* TASK BRIEF
Keep only those lines of the records that include the string "heading".

++++ TASK INPUT

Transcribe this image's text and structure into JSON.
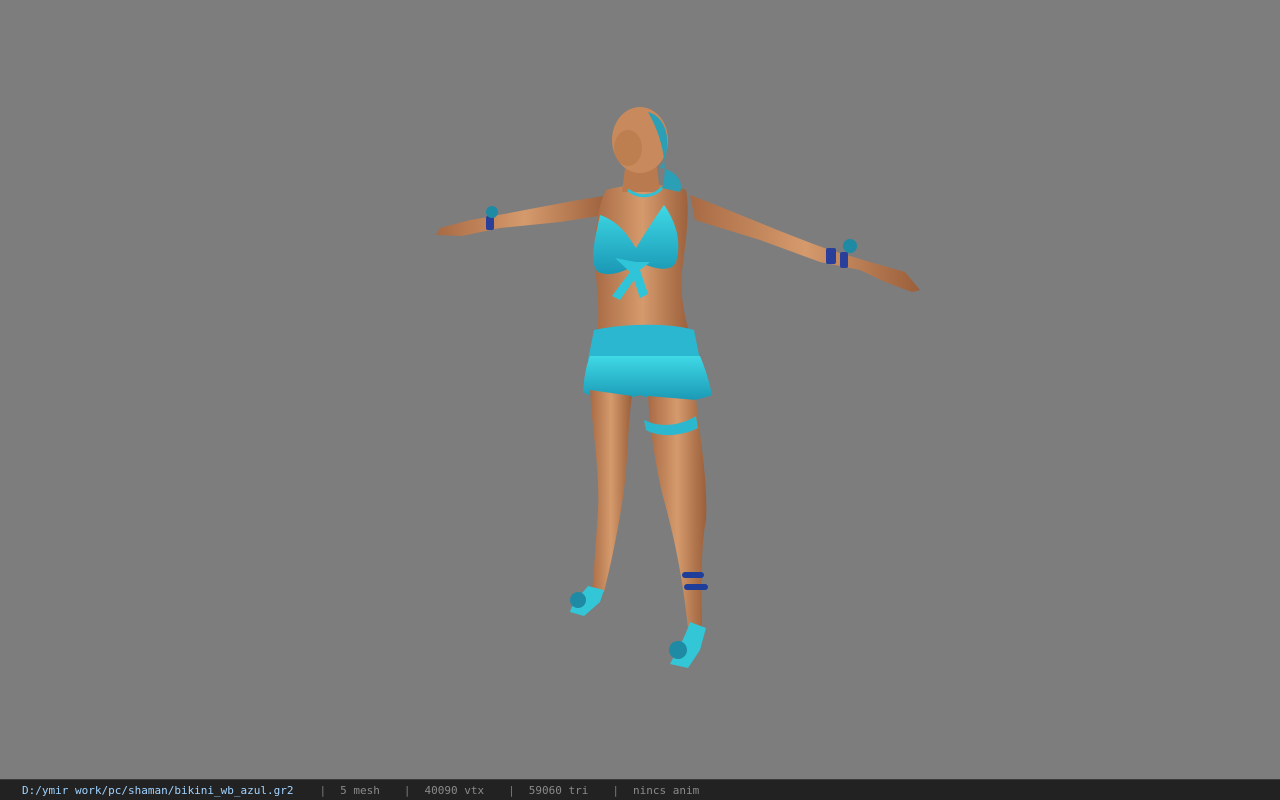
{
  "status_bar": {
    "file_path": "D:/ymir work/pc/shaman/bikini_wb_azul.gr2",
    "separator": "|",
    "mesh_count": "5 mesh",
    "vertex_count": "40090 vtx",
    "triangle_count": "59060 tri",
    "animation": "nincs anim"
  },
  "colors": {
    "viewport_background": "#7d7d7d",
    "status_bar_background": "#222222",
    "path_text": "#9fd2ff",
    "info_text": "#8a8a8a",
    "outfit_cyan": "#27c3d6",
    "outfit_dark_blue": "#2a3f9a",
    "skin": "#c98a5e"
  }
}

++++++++
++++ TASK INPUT

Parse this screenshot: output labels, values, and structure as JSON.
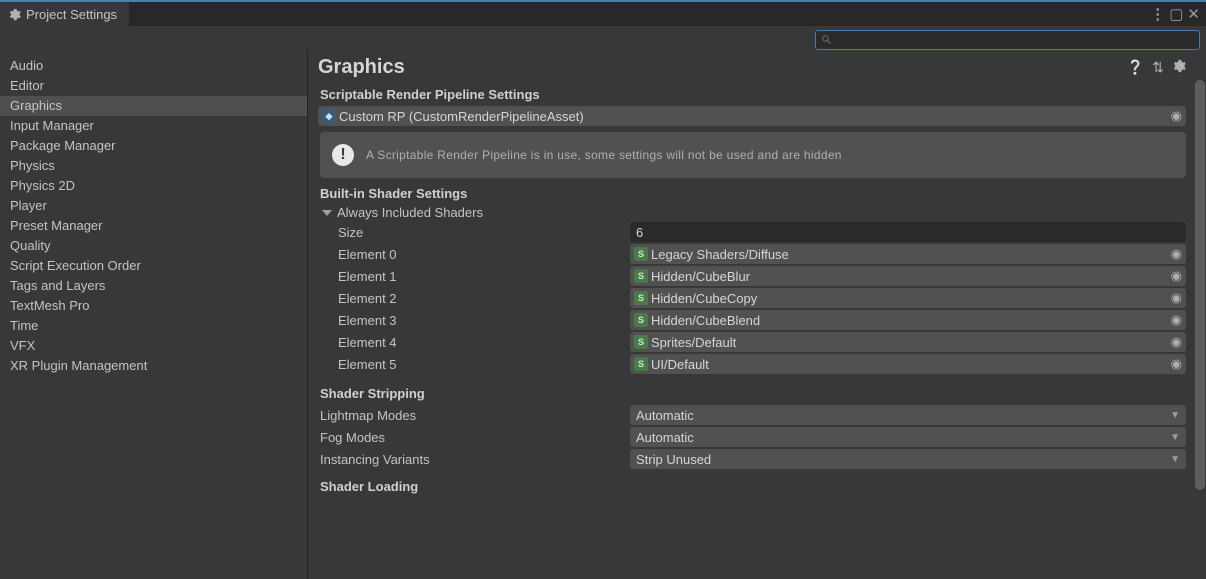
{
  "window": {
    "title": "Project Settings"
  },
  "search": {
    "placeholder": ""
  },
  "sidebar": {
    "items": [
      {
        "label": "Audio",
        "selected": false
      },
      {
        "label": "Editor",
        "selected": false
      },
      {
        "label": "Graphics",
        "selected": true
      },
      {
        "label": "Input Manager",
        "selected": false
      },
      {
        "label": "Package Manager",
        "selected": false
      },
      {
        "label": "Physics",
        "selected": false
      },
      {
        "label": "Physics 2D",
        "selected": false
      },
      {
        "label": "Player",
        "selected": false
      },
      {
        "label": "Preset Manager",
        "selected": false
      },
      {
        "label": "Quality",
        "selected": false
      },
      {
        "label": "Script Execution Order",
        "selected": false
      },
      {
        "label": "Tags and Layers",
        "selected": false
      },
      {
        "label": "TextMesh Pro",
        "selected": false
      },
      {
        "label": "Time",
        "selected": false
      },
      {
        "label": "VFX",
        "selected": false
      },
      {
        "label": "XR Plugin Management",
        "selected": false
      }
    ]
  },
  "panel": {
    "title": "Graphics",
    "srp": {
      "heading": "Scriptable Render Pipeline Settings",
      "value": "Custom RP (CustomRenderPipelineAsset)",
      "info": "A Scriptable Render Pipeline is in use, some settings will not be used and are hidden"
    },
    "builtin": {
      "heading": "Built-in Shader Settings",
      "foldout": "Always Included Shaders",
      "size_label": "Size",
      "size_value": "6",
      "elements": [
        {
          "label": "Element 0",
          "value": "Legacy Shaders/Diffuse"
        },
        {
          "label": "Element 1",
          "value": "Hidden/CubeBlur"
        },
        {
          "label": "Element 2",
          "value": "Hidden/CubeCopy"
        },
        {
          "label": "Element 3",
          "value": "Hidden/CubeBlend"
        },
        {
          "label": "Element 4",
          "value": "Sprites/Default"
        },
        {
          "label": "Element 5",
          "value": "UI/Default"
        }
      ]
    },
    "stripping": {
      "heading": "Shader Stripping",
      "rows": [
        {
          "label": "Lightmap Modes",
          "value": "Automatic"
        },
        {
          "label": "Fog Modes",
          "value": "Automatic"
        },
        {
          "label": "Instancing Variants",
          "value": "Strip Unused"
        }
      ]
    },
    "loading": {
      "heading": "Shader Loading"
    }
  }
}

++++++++

* OUTPUT FOR THIS EXERCISE
      "heading": "Scriptable Render Pipeline Settings",
      "heading": "Built-in Shader Settings",
      "heading": "Shader Stripping",
      "heading": "Shader Loading"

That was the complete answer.